Danny looked at Judy, and then the two of them burst out laughing. It seemed that losing his 'lucky' charm, just might have been the luckiest thing that ever happened to him in his life.
Q. How did Danny feel at first about winning his race?
A. He felt like he needed a 'lucky charm' to win.
Q. How did he feel in the end?
A. He realized that it was just a silly superstition and he didn't need it.
Q. What life-lesson did Danny learn from what happened?
A. He'd convinced himself that he needed some sort of 'magic charm' to be successful in life, but once he won the race without a charm he understood that he didn't need anything other than himself and God's help.
Q. What, if anything, is wrong with superstition and sorcery?
A. These types of things trap and confuse a person by making him think that he can somehow 'cheat' his way through life without being responsible for his own choices. They also give him the false impression that he can rely on something other than God.
Ages 10 and Up
Q. Can magic charms and sorcery ever work? If so, why not use them?
A. Even if in theory they could do something (which is highly debatable), they are still very spiritually negative and ultimately will not bring a person to happiness. Acquiring something through magic or sorcery is the spiritual equivalent of stealing it with a gun. Any items or success which are truly coming to us and are for our ultimate benefit, God will give us without resorting to charms, sorcery or any similar 'spiritual robbery.'
Q. What's the difference between superstition and religious practices?

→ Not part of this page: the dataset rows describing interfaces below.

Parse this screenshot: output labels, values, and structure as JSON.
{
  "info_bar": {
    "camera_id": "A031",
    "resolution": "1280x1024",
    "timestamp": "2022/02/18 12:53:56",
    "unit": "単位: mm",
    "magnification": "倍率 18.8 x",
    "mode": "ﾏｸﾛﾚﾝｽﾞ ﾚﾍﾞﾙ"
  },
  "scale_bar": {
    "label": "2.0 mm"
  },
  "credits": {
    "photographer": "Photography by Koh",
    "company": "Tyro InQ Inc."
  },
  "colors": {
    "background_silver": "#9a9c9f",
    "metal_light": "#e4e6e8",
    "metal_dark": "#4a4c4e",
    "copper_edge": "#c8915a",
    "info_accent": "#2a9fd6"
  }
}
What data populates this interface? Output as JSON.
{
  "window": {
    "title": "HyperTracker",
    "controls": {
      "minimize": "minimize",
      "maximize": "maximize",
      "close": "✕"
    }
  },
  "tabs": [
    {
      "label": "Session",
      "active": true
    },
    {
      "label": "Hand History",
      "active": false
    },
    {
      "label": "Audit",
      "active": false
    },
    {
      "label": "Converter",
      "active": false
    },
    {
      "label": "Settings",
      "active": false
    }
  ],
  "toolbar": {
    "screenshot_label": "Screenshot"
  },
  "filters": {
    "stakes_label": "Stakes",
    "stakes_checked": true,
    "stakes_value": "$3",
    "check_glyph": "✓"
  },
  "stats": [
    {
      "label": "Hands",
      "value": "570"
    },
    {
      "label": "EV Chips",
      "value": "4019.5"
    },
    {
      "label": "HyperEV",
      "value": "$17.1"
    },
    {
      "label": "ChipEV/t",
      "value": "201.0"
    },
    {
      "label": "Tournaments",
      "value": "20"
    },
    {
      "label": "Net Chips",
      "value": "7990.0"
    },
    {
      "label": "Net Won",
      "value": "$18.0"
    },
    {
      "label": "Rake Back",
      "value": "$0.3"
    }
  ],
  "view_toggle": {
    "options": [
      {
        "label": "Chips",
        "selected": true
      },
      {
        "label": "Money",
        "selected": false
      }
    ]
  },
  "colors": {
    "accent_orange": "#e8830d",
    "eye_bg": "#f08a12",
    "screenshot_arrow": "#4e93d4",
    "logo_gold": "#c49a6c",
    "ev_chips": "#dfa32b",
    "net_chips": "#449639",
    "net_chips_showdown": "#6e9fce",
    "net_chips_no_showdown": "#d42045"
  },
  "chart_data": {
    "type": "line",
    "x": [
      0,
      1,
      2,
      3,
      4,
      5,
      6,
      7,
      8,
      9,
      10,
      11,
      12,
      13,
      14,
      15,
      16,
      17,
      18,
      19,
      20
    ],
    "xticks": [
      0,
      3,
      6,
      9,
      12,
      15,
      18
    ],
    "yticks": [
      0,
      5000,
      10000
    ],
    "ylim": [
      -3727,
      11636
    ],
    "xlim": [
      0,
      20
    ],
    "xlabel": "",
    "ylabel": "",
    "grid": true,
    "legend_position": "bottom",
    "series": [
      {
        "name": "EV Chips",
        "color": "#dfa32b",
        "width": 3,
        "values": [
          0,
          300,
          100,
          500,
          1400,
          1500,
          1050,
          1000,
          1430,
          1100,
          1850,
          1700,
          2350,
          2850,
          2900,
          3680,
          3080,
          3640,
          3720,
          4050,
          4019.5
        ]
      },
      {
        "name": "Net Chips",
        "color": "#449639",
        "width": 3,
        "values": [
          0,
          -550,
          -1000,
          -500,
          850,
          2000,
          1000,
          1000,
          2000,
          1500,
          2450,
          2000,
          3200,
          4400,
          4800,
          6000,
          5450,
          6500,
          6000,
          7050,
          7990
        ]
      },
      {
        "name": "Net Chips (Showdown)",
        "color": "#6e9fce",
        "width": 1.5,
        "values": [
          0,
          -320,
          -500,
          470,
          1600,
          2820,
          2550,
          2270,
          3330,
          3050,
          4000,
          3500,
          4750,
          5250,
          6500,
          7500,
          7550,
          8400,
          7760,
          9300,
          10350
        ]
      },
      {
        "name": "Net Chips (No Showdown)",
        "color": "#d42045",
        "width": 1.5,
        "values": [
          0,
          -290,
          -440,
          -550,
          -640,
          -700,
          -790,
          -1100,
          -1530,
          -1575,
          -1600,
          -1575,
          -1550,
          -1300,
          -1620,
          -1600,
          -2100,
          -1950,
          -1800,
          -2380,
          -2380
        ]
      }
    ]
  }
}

A. The religious practices of the Torah are all based on God's revealing to us how he would like us to live our lives. While it is true that these practices involve doing things on a level beyond purely physical or materialist considerations and understandings - they are entirely different from superstition, which are simply baseless practices, or sorcery, which futilely try to 'get around God' by manipulating the spiritual world that He created.